Assigned task -
Whenever the string "White" turns up in a line of the data below, copy that line.

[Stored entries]
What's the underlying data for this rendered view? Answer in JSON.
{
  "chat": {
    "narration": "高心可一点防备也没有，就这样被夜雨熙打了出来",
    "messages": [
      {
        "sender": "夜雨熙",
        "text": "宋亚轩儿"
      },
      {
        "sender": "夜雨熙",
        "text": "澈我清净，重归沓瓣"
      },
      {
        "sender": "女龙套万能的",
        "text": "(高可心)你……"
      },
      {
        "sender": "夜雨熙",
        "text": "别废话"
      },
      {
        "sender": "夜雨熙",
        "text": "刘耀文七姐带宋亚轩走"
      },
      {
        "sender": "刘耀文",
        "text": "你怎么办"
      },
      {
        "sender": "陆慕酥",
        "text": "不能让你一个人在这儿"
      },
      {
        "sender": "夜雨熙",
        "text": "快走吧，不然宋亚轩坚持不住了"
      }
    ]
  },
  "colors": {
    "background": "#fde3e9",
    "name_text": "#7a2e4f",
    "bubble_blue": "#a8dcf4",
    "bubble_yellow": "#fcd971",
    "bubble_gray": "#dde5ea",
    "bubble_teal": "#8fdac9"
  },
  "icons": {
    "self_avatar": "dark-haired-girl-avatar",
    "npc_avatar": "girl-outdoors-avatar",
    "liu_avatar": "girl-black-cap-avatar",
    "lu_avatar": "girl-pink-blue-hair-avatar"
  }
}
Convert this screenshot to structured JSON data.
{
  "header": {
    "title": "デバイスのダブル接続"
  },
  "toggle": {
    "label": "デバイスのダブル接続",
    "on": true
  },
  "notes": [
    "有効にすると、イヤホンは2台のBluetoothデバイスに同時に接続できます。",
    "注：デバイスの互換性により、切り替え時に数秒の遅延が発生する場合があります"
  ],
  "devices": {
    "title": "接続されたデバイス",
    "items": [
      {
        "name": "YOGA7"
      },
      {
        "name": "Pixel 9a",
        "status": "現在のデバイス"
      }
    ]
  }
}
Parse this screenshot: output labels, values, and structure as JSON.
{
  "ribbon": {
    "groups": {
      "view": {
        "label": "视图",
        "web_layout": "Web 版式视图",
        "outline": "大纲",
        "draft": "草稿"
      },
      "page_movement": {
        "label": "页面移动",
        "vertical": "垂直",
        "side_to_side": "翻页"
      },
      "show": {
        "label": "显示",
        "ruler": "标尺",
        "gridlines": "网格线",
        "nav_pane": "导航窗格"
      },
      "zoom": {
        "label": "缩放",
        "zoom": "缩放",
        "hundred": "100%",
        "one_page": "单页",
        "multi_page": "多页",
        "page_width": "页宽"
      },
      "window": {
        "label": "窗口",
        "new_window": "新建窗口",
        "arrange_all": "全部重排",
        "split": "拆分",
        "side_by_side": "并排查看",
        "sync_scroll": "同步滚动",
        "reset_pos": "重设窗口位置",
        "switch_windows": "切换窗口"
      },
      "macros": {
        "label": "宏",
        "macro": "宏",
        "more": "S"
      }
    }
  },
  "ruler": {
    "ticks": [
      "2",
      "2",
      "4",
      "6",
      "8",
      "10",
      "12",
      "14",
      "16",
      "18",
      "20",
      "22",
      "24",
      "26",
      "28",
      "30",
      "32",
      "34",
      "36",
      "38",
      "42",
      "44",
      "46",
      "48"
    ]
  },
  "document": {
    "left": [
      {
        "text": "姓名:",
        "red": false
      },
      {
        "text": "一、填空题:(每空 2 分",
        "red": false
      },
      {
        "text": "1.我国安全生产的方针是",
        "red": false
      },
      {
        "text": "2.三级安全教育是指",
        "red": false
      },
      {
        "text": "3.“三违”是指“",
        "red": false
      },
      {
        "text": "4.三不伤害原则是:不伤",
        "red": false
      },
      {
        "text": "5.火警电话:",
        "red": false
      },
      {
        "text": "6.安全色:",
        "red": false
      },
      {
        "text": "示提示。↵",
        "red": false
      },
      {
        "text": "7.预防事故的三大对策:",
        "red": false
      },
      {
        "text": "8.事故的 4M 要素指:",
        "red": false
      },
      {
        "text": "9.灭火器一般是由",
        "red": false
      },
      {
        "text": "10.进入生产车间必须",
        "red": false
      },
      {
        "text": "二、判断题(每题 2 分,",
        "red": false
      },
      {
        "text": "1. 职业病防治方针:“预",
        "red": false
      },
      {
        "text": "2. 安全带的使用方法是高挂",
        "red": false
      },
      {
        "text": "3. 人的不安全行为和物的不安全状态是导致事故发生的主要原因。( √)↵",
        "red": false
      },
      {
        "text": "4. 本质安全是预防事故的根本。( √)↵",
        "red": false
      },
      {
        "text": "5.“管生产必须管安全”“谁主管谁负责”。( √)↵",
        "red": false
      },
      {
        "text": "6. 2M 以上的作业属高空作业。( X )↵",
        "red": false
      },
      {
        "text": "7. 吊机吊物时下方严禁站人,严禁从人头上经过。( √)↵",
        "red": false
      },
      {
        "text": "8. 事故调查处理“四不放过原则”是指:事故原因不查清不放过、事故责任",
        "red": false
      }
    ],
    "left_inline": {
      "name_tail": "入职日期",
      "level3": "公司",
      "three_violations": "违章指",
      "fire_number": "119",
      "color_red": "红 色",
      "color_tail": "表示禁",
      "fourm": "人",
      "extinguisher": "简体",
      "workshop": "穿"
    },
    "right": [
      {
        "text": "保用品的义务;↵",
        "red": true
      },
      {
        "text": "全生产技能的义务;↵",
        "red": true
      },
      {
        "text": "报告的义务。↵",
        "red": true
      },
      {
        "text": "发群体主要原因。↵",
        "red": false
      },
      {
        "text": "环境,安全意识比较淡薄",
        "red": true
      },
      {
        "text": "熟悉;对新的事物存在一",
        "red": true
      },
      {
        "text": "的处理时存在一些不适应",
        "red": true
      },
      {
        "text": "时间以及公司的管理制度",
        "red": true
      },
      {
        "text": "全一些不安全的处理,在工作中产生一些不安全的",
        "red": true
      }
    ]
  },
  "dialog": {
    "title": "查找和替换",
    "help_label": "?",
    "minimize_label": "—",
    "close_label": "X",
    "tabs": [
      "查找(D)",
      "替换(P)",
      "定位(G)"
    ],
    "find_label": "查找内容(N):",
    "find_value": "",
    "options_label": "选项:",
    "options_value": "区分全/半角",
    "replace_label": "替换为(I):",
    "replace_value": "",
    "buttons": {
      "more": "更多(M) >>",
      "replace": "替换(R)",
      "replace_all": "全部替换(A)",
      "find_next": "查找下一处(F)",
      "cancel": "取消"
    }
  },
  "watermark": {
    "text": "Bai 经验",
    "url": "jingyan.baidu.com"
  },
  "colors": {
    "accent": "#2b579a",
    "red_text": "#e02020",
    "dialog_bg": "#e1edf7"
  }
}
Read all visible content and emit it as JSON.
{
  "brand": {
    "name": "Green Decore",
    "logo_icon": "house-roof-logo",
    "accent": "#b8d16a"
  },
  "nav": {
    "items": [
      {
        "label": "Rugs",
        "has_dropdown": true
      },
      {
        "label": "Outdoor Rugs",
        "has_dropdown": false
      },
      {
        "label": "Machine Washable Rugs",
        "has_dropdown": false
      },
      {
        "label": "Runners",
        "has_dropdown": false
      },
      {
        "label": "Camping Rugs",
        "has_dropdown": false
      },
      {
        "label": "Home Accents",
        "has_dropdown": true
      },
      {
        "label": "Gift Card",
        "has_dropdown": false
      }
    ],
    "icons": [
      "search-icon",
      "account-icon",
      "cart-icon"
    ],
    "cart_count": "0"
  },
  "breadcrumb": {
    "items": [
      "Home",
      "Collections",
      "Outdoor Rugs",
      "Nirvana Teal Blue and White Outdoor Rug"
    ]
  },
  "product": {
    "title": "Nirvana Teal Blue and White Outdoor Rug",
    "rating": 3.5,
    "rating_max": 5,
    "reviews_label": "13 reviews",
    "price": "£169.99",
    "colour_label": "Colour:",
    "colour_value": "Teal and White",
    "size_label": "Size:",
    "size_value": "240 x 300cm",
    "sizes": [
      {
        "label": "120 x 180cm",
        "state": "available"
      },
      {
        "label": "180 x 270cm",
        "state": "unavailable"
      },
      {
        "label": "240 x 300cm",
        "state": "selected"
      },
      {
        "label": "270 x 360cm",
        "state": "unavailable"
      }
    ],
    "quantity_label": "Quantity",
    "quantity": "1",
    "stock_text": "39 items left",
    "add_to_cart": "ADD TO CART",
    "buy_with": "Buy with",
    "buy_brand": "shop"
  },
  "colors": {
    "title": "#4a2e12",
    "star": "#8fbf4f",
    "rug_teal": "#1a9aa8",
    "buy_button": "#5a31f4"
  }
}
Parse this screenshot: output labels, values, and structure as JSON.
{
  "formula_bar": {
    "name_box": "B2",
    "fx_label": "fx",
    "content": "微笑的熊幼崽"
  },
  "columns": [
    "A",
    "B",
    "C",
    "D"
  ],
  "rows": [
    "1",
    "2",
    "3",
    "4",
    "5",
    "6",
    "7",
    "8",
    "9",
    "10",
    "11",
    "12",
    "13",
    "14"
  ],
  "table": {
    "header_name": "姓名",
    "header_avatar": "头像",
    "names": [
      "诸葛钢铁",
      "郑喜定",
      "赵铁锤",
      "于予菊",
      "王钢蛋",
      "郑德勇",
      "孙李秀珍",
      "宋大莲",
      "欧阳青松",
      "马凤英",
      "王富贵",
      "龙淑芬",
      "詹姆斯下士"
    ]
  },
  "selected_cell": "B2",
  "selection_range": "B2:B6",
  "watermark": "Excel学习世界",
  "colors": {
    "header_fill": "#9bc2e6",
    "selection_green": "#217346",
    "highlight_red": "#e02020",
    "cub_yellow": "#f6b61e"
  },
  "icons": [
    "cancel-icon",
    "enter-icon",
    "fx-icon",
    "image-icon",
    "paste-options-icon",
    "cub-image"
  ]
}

Answer to the problem -
      "Nirvana Teal Blue and White Outdoor Rug"
    "title": "Nirvana Teal Blue and White Outdoor Rug",
    "colour_value": "Teal and White",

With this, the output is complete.